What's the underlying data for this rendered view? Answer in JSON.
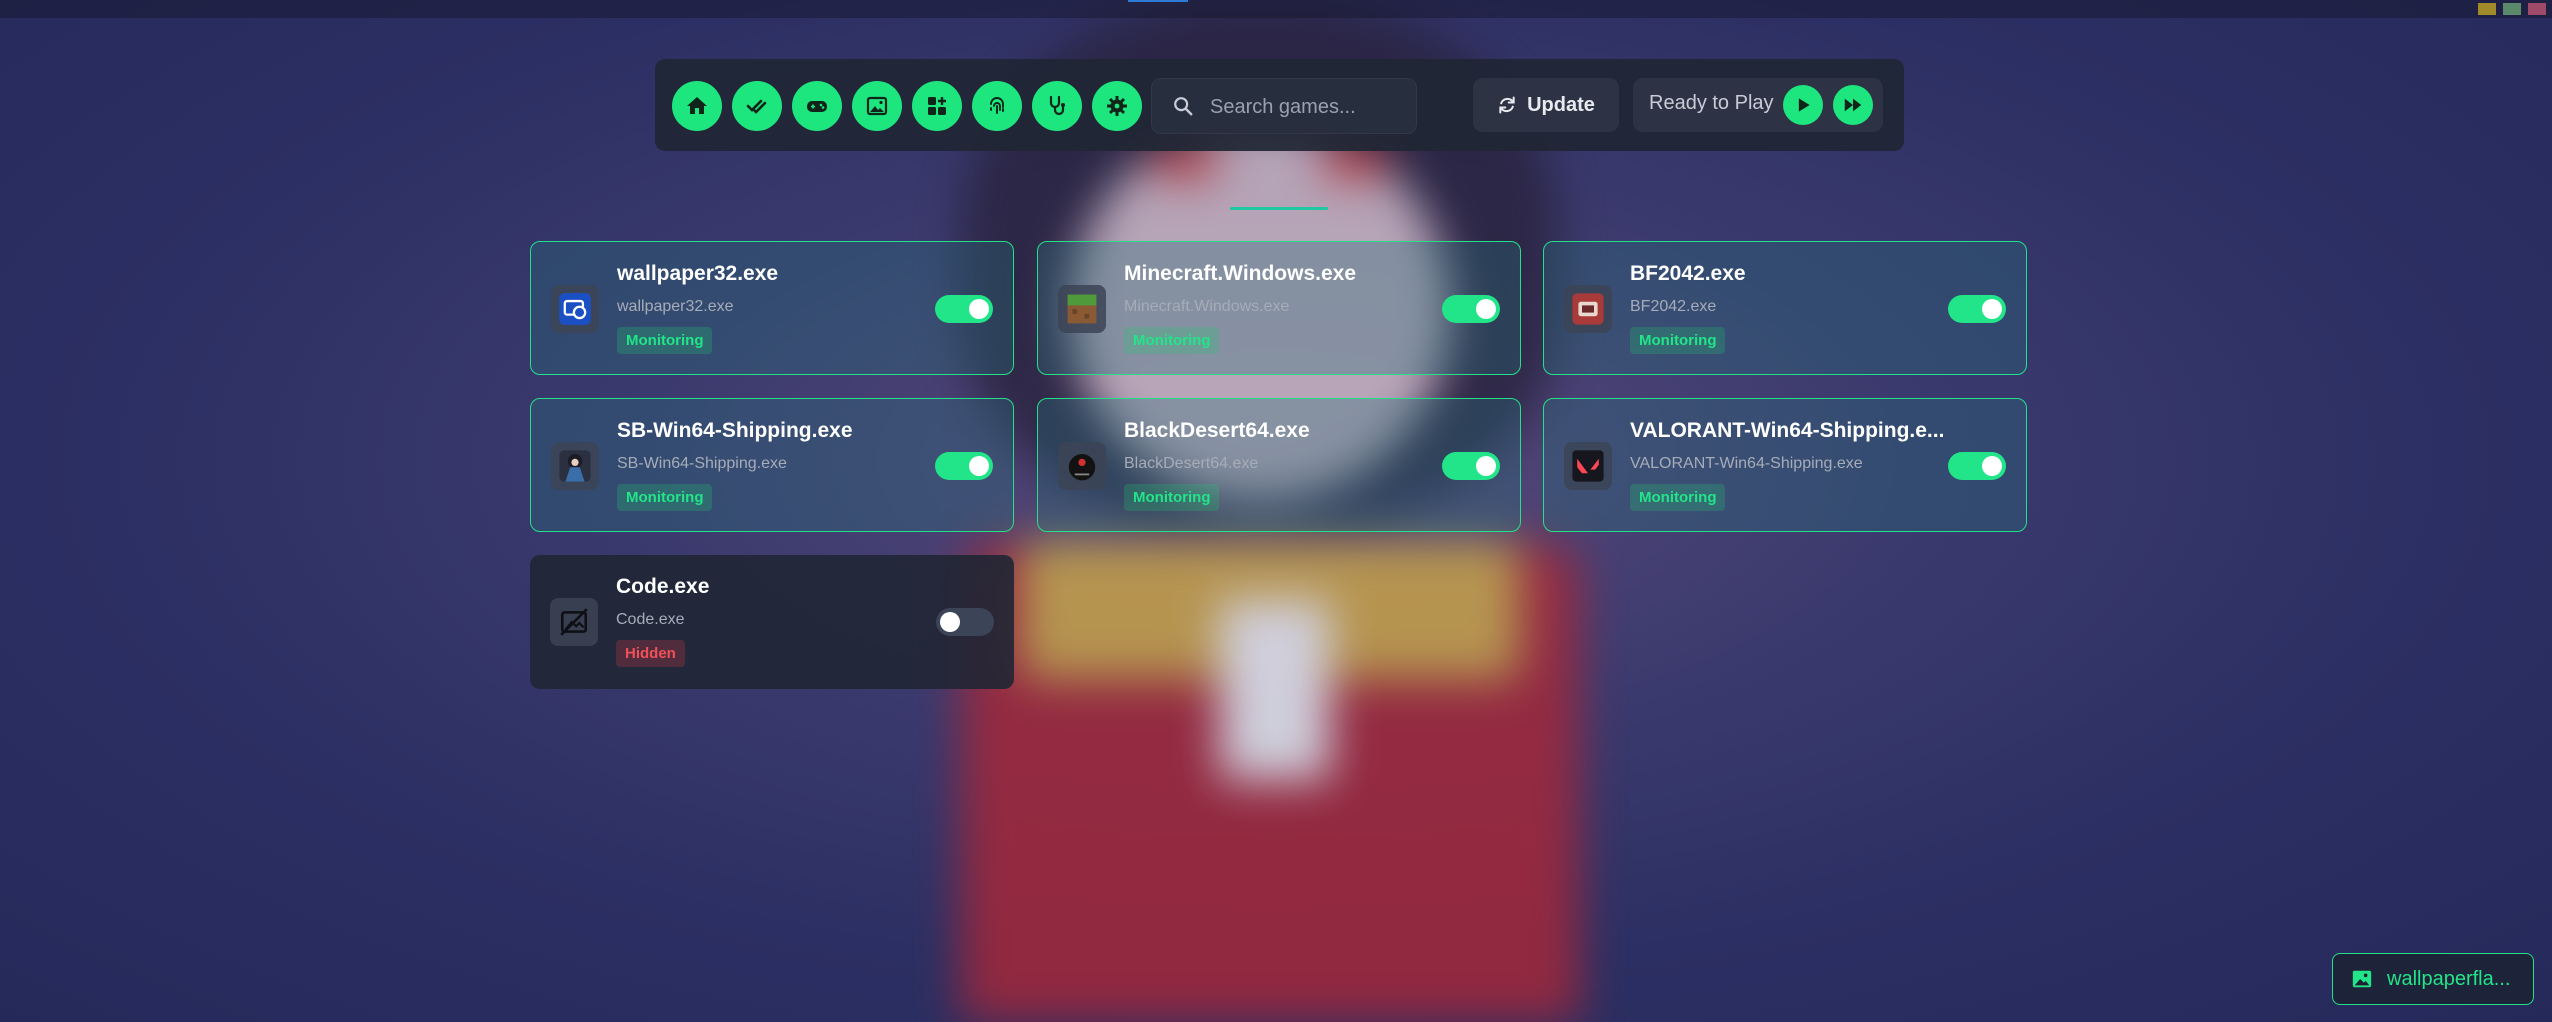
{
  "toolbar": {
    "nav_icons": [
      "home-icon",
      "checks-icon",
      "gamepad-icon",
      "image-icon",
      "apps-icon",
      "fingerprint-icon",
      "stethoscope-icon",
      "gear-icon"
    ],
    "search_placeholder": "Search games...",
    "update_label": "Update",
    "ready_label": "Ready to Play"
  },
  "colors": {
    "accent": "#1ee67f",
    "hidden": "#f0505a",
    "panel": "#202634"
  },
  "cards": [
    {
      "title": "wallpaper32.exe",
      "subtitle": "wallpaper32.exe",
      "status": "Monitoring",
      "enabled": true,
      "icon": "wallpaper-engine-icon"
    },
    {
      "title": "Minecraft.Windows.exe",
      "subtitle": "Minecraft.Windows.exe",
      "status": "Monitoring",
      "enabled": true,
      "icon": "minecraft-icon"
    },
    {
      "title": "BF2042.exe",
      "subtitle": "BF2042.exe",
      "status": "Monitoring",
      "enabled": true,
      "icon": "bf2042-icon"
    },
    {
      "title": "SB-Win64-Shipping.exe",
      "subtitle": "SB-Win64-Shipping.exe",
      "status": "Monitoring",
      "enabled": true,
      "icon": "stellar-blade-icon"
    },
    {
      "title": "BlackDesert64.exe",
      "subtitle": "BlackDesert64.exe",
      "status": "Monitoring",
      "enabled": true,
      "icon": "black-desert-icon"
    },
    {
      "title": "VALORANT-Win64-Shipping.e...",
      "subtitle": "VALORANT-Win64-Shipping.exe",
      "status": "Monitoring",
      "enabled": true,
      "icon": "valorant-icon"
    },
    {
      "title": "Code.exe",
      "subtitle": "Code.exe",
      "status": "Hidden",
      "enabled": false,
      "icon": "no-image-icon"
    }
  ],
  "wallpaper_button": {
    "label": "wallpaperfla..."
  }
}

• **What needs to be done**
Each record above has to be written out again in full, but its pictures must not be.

• **Task solution**
What's the underlying data for this rendered view? Answer in JSON.
{
  "toolbar": {
    "nav_icons": [
      "home-icon",
      "checks-icon",
      "gamepad-icon",
      "image-icon",
      "apps-icon",
      "fingerprint-icon",
      "stethoscope-icon",
      "gear-icon"
    ],
    "search_placeholder": "Search games...",
    "update_label": "Update",
    "ready_label": "Ready to Play"
  },
  "colors": {
    "accent": "#1ee67f",
    "hidden": "#f0505a",
    "panel": "#202634"
  },
  "cards": [
    {
      "title": "wallpaper32.exe",
      "subtitle": "wallpaper32.exe",
      "status": "Monitoring",
      "enabled": true,
      "icon": "wallpaper-engine-icon"
    },
    {
      "title": "Minecraft.Windows.exe",
      "subtitle": "Minecraft.Windows.exe",
      "status": "Monitoring",
      "enabled": true,
      "icon": "minecraft-icon"
    },
    {
      "title": "BF2042.exe",
      "subtitle": "BF2042.exe",
      "status": "Monitoring",
      "enabled": true,
      "icon": "bf2042-icon"
    },
    {
      "title": "SB-Win64-Shipping.exe",
      "subtitle": "SB-Win64-Shipping.exe",
      "status": "Monitoring",
      "enabled": true,
      "icon": "stellar-blade-icon"
    },
    {
      "title": "BlackDesert64.exe",
      "subtitle": "BlackDesert64.exe",
      "status": "Monitoring",
      "enabled": true,
      "icon": "black-desert-icon"
    },
    {
      "title": "VALORANT-Win64-Shipping.e...",
      "subtitle": "VALORANT-Win64-Shipping.exe",
      "status": "Monitoring",
      "enabled": true,
      "icon": "valorant-icon"
    },
    {
      "title": "Code.exe",
      "subtitle": "Code.exe",
      "status": "Hidden",
      "enabled": false,
      "icon": "no-image-icon"
    }
  ],
  "wallpaper_button": {
    "label": "wallpaperfla..."
  }
}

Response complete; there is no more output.